**Activity**:
Every line below that carries the word "true" needs to be copied.
======== Data shown
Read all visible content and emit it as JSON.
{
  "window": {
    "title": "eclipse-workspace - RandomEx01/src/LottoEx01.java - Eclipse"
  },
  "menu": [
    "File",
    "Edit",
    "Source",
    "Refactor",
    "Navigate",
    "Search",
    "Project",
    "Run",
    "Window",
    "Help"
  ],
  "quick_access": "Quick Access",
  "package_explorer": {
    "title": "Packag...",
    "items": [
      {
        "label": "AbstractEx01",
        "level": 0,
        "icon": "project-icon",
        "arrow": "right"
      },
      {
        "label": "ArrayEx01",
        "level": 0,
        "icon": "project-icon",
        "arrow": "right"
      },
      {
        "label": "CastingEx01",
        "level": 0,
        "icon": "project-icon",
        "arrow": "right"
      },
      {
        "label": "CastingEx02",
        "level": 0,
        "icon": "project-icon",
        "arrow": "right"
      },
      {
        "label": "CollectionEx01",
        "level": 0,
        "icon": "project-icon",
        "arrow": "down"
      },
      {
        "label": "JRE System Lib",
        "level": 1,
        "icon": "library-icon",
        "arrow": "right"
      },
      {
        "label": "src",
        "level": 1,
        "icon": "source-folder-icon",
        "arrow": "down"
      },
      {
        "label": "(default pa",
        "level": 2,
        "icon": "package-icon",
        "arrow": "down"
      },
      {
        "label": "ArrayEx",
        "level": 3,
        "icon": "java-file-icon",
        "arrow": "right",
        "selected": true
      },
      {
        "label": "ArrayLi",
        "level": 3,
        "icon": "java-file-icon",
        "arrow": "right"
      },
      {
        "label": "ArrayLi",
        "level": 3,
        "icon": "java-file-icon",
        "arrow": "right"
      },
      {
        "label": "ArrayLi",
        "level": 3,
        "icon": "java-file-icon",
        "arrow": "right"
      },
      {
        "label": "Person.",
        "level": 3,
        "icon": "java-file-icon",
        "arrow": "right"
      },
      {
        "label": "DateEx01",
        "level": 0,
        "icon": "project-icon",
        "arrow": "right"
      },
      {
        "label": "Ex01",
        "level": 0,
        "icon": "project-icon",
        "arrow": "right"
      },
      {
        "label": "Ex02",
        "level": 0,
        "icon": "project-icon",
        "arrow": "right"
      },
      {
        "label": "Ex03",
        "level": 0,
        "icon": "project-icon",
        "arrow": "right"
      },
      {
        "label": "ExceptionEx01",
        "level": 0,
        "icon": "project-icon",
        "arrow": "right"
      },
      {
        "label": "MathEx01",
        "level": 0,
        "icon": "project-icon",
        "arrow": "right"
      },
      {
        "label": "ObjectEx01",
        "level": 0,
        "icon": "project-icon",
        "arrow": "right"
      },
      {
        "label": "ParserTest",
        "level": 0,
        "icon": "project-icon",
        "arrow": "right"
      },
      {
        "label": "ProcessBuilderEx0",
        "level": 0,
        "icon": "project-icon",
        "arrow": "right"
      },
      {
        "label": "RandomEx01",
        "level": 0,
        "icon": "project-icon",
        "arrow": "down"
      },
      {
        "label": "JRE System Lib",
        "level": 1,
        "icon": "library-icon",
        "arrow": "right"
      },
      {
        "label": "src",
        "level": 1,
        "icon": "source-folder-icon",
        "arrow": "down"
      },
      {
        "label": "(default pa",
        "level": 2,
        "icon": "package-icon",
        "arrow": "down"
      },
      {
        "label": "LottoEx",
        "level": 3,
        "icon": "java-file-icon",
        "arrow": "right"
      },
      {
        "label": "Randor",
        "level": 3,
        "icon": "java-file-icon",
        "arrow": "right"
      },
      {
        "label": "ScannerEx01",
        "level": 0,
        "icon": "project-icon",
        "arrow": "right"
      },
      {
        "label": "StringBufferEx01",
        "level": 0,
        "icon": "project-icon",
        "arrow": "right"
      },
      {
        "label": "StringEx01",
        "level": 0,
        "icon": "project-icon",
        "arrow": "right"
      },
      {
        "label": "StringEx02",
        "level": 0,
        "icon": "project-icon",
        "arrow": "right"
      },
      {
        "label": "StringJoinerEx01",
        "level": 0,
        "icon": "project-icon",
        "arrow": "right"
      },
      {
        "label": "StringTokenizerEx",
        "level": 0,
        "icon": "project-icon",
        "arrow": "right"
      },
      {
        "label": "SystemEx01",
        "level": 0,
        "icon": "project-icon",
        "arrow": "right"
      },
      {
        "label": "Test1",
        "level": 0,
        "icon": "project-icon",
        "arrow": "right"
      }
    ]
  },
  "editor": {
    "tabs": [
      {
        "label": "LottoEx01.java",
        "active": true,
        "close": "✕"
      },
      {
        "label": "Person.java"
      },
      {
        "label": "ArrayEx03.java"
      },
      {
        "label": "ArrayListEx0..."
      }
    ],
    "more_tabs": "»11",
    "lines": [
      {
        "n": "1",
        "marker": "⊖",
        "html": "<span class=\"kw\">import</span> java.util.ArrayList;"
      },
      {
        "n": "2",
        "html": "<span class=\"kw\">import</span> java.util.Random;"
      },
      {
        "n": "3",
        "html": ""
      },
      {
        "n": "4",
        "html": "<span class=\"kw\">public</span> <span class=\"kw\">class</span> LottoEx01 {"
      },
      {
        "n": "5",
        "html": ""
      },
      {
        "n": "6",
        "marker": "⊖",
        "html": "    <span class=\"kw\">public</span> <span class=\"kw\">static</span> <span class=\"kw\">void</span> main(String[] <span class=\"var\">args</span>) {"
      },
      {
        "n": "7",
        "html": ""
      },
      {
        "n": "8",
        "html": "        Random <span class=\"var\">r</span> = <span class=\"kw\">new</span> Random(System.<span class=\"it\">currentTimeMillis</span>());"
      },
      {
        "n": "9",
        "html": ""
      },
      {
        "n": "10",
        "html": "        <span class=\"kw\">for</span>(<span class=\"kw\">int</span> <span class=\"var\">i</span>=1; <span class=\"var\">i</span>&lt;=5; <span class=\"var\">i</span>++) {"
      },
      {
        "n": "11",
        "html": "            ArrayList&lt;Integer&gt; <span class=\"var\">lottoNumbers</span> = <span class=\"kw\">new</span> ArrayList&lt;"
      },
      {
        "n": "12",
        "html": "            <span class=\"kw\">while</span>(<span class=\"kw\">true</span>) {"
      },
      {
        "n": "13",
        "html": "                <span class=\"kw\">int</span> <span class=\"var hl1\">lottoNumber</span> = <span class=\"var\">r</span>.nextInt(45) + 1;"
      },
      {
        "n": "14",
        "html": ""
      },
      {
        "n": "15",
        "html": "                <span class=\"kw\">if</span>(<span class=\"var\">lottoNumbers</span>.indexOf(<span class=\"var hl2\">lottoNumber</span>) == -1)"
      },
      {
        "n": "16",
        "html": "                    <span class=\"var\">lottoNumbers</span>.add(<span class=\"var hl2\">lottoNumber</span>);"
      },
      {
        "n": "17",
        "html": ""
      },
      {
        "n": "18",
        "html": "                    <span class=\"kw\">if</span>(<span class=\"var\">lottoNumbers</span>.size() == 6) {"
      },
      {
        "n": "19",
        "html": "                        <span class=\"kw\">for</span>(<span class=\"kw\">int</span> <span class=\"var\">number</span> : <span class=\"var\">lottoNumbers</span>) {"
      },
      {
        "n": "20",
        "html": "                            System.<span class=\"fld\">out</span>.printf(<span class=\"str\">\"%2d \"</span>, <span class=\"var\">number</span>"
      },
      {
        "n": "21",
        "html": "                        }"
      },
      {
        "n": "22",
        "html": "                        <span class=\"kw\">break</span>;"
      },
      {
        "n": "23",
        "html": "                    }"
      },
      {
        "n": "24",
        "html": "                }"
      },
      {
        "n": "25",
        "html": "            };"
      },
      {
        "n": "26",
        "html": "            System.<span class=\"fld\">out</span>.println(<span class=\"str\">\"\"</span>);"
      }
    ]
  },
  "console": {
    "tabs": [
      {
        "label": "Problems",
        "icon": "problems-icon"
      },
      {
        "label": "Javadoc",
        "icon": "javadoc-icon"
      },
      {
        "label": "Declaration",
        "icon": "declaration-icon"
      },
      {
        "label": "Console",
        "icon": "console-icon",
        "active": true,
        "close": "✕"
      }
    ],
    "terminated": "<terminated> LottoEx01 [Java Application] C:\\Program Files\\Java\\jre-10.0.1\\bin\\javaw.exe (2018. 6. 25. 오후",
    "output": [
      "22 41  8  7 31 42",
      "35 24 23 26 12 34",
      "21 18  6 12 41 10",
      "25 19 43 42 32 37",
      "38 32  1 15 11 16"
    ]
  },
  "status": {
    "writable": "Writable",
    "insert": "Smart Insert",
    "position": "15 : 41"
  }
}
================
**Task solution**:
        "selected": true
        "active": true,
        "html": "            <span class=\"kw\">while</span>(<span class=\"kw\">true</span>) {"
        "active": true,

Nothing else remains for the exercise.